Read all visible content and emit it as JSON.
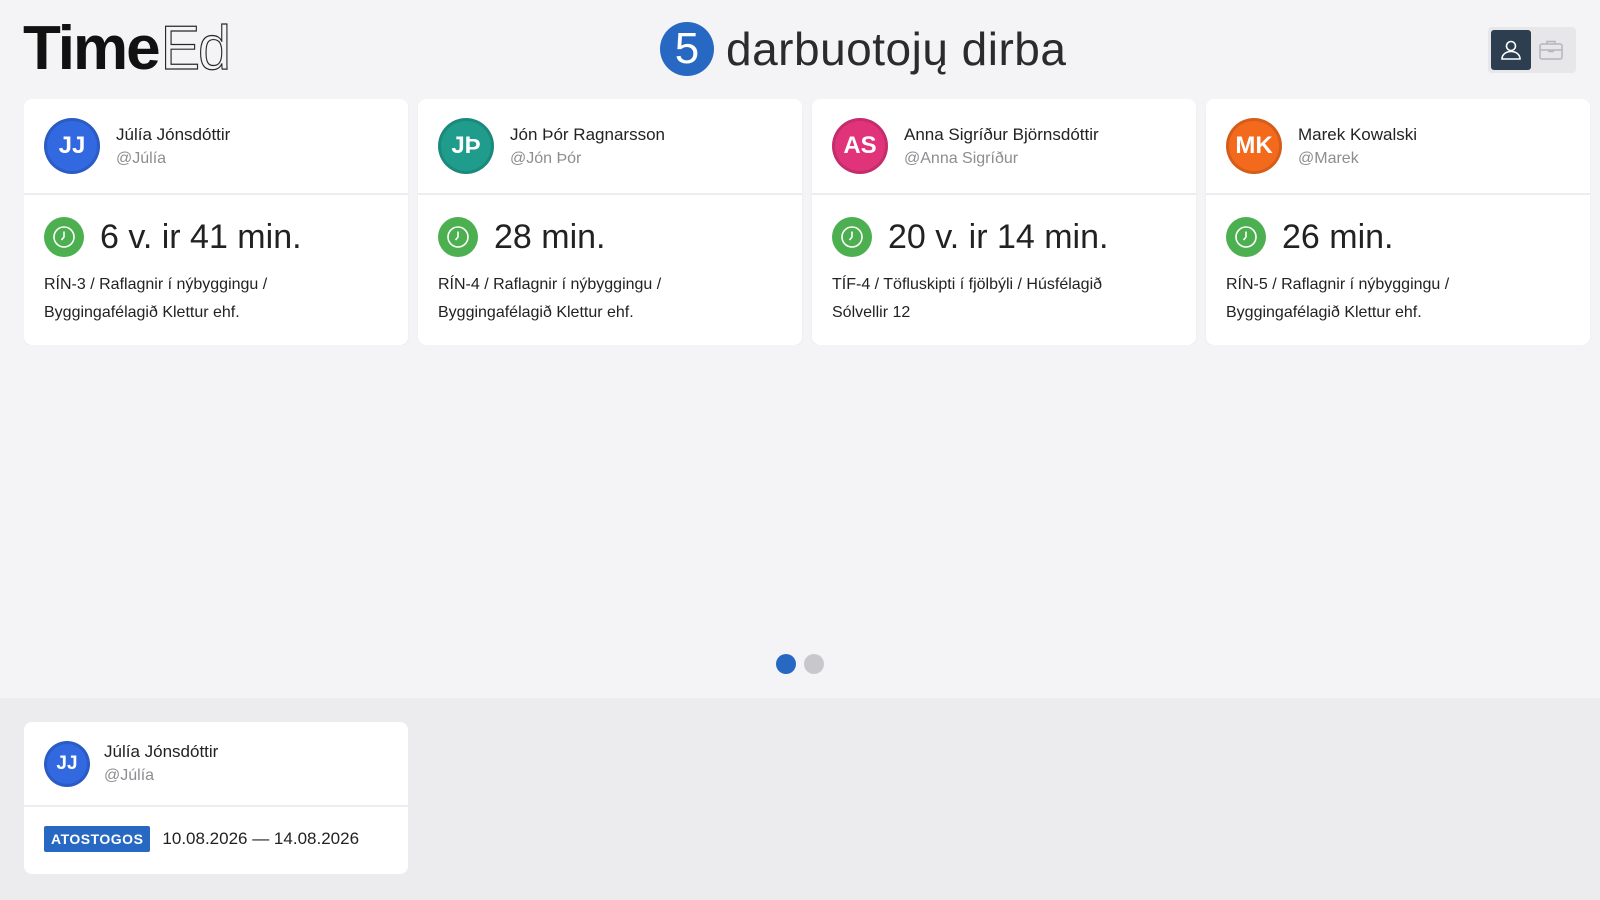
{
  "app": {
    "logo_bold": "Time",
    "logo_thin": "Ed",
    "working_count": "5",
    "working_label": "darbuotojų dirba"
  },
  "view_toggle": {
    "options": [
      {
        "icon": "person-icon",
        "active": true
      },
      {
        "icon": "briefcase-icon",
        "active": false
      }
    ]
  },
  "workers": [
    {
      "initials": "JJ",
      "color": "#3268e0",
      "name": "Júlía Jónsdóttir",
      "handle": "@Júlía",
      "duration": "6 v. ir 41 min.",
      "task_line1": "RÍN-3 / Raflagnir í nýbyggingu /",
      "task_line2": "Byggingafélagið Klettur ehf."
    },
    {
      "initials": "JÞ",
      "color": "#1f9c8c",
      "name": "Jón Þór Ragnarsson",
      "handle": "@Jón Þór",
      "duration": "28 min.",
      "task_line1": "RÍN-4 / Raflagnir í nýbyggingu /",
      "task_line2": "Byggingafélagið Klettur ehf."
    },
    {
      "initials": "AS",
      "color": "#e0337a",
      "name": "Anna Sigríður Björnsdóttir",
      "handle": "@Anna Sigríður",
      "duration": "20 v. ir 14 min.",
      "task_line1": "TÍF-4 / Töfluskipti í fjölbýli / Húsfélagið",
      "task_line2": "Sólvellir 12"
    },
    {
      "initials": "MK",
      "color": "#f46a1d",
      "name": "Marek Kowalski",
      "handle": "@Marek",
      "duration": "26 min.",
      "task_line1": "RÍN-5 / Raflagnir í nýbyggingu /",
      "task_line2": "Byggingafélagið Klettur ehf."
    }
  ],
  "pager": {
    "pages": 2,
    "current": 1
  },
  "leave": {
    "initials": "JJ",
    "color": "#3268e0",
    "name": "Júlía Jónsdóttir",
    "handle": "@Júlía",
    "badge": "ATOSTOGOS",
    "dates": "10.08.2026 — 14.08.2026"
  },
  "colors": {
    "accent": "#2769c2",
    "clock_green": "#4caf50",
    "toggle_active": "#2c3e50"
  }
}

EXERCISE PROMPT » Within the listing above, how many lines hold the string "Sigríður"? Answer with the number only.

ANSWER SECTION » 2